I like to think of myself as a creative person with a head buzzing full of imagination, ideas and flashing light bulbs. One of my favourite pasttimes is photography; having arrived in France on my year abroad all alone, it became a fantastic way to explore new places and even better that I didn't need to depend on anyone else to come with me. To say my camera has been put to good use is quite the understatement, and apart from the sheer size of it, I wouldn't change it for the world. As we continue to live in this tech-savvy digital age, I've started to question whether photography is an art and this is where my debate starts.
Yes, you can achieve almost any photograph with the vast array of settings that digital cameras have to offer and yes, they generally tend to be of a higher quality. But, what happens to the photographs after they are taken? In my experience, they are either stored on the computer and the minority are printed, uploaded onto social media websites for my friends to see or added to photography websites to receive some feedback or they are instantly deleted and never seen again. Ask yourself, when was the last time you had a batch of photos printed or made a scrapbook by hand?

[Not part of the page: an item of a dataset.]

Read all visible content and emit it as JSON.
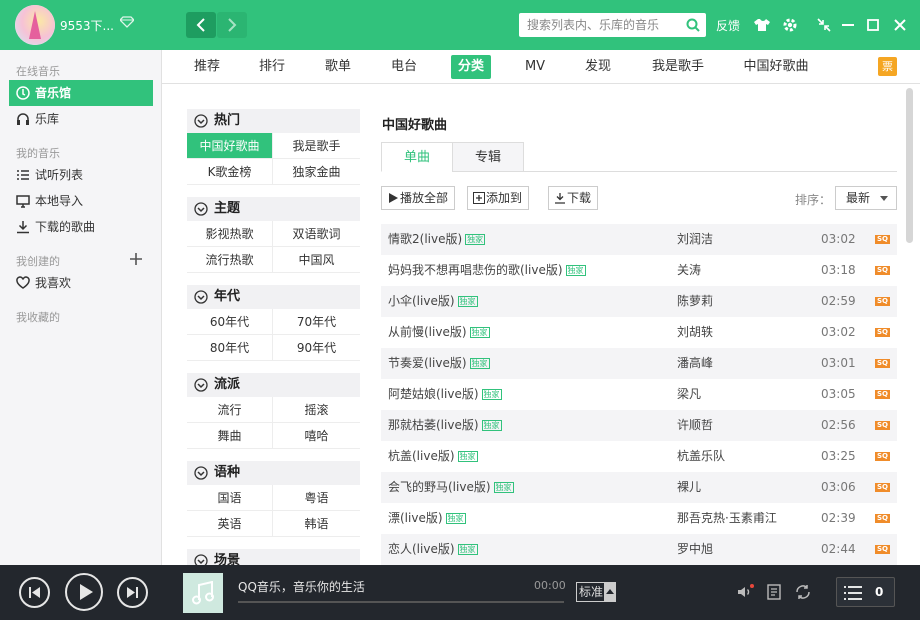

Sometimes I think life would be much easier with a film camera. Call me old-fashioned but there really is an art to using this type of camera. Whereas digital cameras can hold thousands of pictures, films can only hold around 30, so you really do have to be selective and think carefully about the composition before snapping. With apps such as Instagram, all you have to do is add a filter and you're a photographer - what would be a dull picture of a coffee mug, suddenly becomes trendy. I'd be the first to put my hands up and say I have an Instagram account, but I just think that these apps take away the art of photography and individuality.